on 24 December 2016
The garden gate we gaze through is the camera lens of wildlife photographer Stephen de Vere as he ambles through the Oxfordshire countryside. He does this steadily in all four seasons, as he lives in a village in the shire. He’s a professional who has travelled the world with his cameras to find exotic animals, but here in this quiet and peaceful film he’s content to wait among woods and hedgerows for the local wildlife to appear. And, as many other viewers have noted in their reviews, the results are lovely.
De Vere’s voice is calm, patient, low key. He speaks as a person, not as a script reader. There is passion in him, great joy, but he expresses it gently, quietly. He loves the landscapes he moves through — woodland, farmland, countryside — and the the wild things he encounters there, both plants and animals (especially animals). He’s at home on his home patch, content to sit for hours, waiting and watching. Though the film is short, just 50 minutes, it feels much longer (in a good way) because it’s so unhurried. It draws you in.
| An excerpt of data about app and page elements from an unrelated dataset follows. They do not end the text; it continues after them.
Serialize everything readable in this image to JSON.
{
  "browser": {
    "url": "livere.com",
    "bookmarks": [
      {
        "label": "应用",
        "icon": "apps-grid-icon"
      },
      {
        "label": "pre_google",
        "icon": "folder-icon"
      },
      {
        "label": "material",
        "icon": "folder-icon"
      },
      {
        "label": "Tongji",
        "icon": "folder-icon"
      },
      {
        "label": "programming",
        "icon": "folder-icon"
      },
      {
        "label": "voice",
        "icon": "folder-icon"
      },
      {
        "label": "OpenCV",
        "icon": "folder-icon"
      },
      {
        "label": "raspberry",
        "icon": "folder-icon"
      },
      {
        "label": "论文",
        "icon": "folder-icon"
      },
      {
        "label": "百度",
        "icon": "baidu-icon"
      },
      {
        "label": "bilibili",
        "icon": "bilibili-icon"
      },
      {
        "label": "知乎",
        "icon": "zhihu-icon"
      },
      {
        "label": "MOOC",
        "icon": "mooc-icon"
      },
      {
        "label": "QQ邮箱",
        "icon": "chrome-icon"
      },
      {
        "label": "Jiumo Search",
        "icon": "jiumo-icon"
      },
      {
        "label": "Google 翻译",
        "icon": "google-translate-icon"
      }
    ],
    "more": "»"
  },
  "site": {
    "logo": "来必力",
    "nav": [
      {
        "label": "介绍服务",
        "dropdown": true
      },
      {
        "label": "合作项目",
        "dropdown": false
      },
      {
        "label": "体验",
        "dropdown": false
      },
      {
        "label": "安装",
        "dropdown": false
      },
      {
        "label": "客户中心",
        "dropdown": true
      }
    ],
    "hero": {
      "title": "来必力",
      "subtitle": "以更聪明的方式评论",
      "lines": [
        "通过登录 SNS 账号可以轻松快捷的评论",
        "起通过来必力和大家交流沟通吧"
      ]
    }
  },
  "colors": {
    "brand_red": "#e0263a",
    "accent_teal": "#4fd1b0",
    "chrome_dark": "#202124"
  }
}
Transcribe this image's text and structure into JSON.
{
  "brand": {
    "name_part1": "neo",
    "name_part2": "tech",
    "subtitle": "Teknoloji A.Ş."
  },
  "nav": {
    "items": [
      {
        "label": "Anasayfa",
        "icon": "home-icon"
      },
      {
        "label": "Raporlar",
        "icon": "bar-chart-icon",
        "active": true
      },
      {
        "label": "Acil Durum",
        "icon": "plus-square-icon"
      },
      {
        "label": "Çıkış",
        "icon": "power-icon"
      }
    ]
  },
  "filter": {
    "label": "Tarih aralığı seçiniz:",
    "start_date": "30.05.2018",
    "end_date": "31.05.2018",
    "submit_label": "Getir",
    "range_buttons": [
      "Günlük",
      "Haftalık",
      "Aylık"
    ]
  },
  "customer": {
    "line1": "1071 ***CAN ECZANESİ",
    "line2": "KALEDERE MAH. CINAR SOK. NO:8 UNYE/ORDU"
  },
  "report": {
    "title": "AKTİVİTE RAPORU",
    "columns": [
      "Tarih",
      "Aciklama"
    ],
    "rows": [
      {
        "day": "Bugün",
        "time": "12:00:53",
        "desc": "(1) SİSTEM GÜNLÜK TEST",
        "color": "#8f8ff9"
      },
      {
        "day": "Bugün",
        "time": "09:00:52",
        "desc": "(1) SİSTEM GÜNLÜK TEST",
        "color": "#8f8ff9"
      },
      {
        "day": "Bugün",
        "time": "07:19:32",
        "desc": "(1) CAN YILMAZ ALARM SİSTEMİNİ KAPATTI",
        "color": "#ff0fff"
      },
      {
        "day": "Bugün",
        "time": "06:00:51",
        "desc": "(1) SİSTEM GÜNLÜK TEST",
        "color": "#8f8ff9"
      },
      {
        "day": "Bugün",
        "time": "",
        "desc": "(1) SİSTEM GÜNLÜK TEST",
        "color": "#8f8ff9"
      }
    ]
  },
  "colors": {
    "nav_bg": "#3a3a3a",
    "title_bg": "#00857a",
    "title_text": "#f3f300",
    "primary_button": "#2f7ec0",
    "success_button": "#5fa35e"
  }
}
The animals eventually reveal themselves. They are numerous, especially the rich birdlife: blackbirds, song thrushes, chaff finches, black caps, lapwings, plovers, long-tailed tits, and many more, including migrants from Scandinavia: redwings and bramblings. Other animals too: foxes, squirrels and two species of deer; badgers, hares and voles; frogs, a grass snake and toads. The birds are the most majestic, especially the larger winged raptors, owners of the sky, as we might say of them: red kites, kestrels, sparrow hawks and owls.
The barn owl in particular is most beautiful to gaze at. In flight it barely moves its wings, silently sweeping down toward its prey. At rest it looks wise, as folklore says it does, its large oval face bright white and flat, its eyes keen, its beak modest. The heart-shaped fringe of light-brown feathers around its face is beautiful too, a quirk of nature with endearing symbolism.
Because de Vere is quiet, still, patient, non-threatening, some animals see him but are not bothered. Foxes and deer, in particular, seem unconcerned, lose interest in his inert form. The dramas of everyday life and some of its cycles reveal themselves: the search for food and nourishment, the need for shelter, the marking of territory, nest and burrow building, fighting for dominance or protection, mating and breeding, the rearing of babies and youngsters. The animals are engaged, cautious, alert, as they must be to survive, their surroundings a thing of intimacy to them.
The production is simple, unadorned. No so-called bells and whistles — no background music, no studio sound effects. Instead, natural sounds: de Vere’s voice and footfalls; the wind, rainfall, thunder; splashing water and flapping wings; birdsong, deer calls, croaking frogs and baby barn owls chirping in a farmhouse hay loft. He views the animals as many of us do: as amateurs, ramblers, birders, beauty lovers. The filming is intimate, close-up, individualistic, meaning that individuals can be spotted and identified in some groups.
The seasons provide the changes in the landscapes we pass through. The film begins in early spring, the ground frosty, the air chilly at dawn. Trees start to bud and plants poke through the soil. The earth is waking up, new life coming into it. Soon, with spring in full bloom, insects will be buzzing among the flowers and the young of many wild animals will be born. Summer brings warmth, food and more colour. Youngsters grow quickly, learning new skills from their parents. Autumn brings further bright colour in deciduous woodlands. The chill of the earth returns. The film ends amid winter snow flurries, the landscape white, quiet, still.
Though wildlife is the focus, flora and foliage also adorn every scene: beechwood and plum trees; wild cherries and raspberries; bluebells and yellow archangels; fungi and puffballs.
The plan of de Vere is simple. He’s a camera. The lenses reveal what we see. No overlay of commentary invests meaning in what is seen. We therefore are able to come to our own conclusions. One of mine is this:
If space is provided, if habitats are preserved and maintained, the animals will come, filling up niches, replenishing ecosystems. Nature is resilient, detests a vacuum, is eager and opportunistic. Given room, natural resources become exactly that — natural and resourceful. Nature’s inventiveness is endless, a trait first realised by Darwin, the processes of adaptation and survival largely understood and described by him.
So the lesson here, or one of them, is restraint. Curb our excesses so that nature can have room to live. De Vere doesn’t say so. He lets nature speak for herself, as the subtitle of the film is “A Diary of the English Countryside”. As such, it’s a beautiful, modest but grand story. We needn’t travel to the rainforests of the Amazon or the peaks of Patagonia to find what is important (though these places are special too). We can look in our own back gardens for treasures.
He has also made a film about rivers and river life in Britain (2015). I’m eager to see it now, having watched this beautiful diary of a lovely patch of English countryside. When I think of Oxford I think of wonderful books and great learning at one of the world’s first and finest universities. But there’s great wisdom in the woodlands, streams, ponds and fields of Oxfordshire as well. Stephen de Vere deserves our praise for reminding us of this.